C++, 91 votes, 26 comments. Hi All, I have compiled a guideline diagram and article on how to pass shared_ptr and unique_ptr in function arguments and … (f) Passing shared_ptr& is useful for in/out shared_ptr manipulation. void f( shared_ptr<widget>& ); (f) Similarly to (d), this should mainly be used to accept an in/out shared_ptr , when the function is supposed to actually modify the shared_ptr itself.

Comments
  • const std::shared_ptr<myClass>& arg1
  • The second way is broken, the first is idiomatic if you actually need your function to share ownership. But, does DoSomething really need to share ownership? It looks like it should just take a reference instead...
  • @SteveH : It doesn't, but why should your function force special object ownership semantics on its callers if it doesn't actually need them? Your function does nothing that wouldn't be better as void DoSomething(myClass& arg1).
  • @SteveH : The entire purpose of smart pointers is to handle out of the ordinary object ownership issues -- if you don't have those, you shouldn't be using smart pointers in the first place. ;-] As to shared_ptr<> specifically, you must pass by value in order to actually share ownership.
  • Unrelated: in general, std::make_shared is not only more efficient, but also safer than the std::shared_ptr constructor.
  • @Jon: What for? This is all about should I do A or should I do B. I think we all know how to pass objects by value/reference, no?

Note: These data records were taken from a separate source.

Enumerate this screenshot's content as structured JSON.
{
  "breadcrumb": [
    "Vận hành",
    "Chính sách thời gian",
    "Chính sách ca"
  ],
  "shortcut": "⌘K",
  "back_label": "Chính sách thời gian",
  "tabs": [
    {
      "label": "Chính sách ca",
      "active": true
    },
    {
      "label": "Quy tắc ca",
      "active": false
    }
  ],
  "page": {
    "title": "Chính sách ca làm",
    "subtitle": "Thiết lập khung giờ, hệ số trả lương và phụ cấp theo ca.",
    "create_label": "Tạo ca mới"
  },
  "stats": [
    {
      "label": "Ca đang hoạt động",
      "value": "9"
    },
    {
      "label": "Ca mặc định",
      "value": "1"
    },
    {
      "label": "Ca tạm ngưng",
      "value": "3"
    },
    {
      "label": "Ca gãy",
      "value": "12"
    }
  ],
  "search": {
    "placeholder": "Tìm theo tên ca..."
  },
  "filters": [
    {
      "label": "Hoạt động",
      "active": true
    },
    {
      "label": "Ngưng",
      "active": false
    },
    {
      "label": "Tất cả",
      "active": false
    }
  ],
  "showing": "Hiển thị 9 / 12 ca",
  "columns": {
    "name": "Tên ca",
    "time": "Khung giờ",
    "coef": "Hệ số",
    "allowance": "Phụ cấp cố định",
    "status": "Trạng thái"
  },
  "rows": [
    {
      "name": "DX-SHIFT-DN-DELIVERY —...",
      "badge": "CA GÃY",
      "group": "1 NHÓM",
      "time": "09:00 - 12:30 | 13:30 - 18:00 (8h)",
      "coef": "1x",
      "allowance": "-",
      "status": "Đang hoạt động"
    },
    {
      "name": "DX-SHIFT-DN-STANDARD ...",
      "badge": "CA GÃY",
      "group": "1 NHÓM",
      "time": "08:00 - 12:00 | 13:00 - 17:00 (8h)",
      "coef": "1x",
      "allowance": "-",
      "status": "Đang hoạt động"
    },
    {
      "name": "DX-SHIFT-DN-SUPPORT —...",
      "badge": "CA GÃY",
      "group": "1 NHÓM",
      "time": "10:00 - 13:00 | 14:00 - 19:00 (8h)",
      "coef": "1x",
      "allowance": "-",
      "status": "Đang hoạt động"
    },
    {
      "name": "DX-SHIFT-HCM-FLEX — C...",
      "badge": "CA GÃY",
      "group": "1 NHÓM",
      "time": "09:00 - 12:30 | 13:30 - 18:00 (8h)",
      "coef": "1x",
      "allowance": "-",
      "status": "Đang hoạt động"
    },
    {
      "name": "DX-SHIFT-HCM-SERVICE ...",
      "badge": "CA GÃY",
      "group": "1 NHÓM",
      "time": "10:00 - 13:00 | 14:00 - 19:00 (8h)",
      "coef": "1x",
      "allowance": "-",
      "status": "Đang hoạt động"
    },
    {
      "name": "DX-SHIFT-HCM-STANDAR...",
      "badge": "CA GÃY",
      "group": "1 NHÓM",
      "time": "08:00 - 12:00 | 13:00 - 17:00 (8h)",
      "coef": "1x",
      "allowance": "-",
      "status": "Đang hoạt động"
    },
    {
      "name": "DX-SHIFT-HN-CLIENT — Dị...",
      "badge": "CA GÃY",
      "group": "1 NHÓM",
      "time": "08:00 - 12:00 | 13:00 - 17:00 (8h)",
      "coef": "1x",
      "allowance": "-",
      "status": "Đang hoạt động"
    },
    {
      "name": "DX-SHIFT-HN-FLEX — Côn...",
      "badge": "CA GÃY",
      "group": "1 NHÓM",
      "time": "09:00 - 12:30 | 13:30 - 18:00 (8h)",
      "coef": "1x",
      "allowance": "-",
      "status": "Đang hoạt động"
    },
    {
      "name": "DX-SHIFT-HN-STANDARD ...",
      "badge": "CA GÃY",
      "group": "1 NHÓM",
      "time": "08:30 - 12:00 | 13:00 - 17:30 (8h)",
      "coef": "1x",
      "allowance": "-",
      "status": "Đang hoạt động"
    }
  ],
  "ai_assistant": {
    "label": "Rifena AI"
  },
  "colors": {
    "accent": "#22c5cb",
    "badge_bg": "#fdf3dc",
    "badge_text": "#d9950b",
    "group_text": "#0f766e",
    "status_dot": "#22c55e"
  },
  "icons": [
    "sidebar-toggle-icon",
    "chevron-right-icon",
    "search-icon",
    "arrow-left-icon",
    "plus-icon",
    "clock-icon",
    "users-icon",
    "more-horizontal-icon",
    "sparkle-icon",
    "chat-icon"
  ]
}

  • Because prose like "Does that mean I'll pass it by a reference to const to make the copy? No, that's a pessimization" is confusing to a beginner. Passing by a reference to const does not make a copy.
  • @Martinho I disagree with the rule "If you want to manipulate the pointee, take a pointee,". As stated in this answer not taking temporary ownership of an object can be dangerous. In my opinion the default should be to pass a copy for temporary ownership to guarantee object validity for the duration of the function call.
  • @radman No scenario in the answer you link to applies that rule, so it's completely irrelevant. Please write me a SSCCE where you pass by reference from a shared_ptr<T> ptr; (i.e. void f(T&), called with f(*ptr)) and the object does not outlives the call. Alternatively write one where you pass by value void f(T) and trouble strikes.
  • @Martinho check out my example code for the simple self contained correct example. The example is for void f(T&) and involves threads. I think my issue is that the tone of your answer discourages passing ownership of shared_ptr's, which is the safest, most intuitive and least complicated way of using them. I would be extremely against ever advising a beginner to extract a reference to data owned by a shared_ptr<> the possibilities for misuse are great and the benefit is minimal.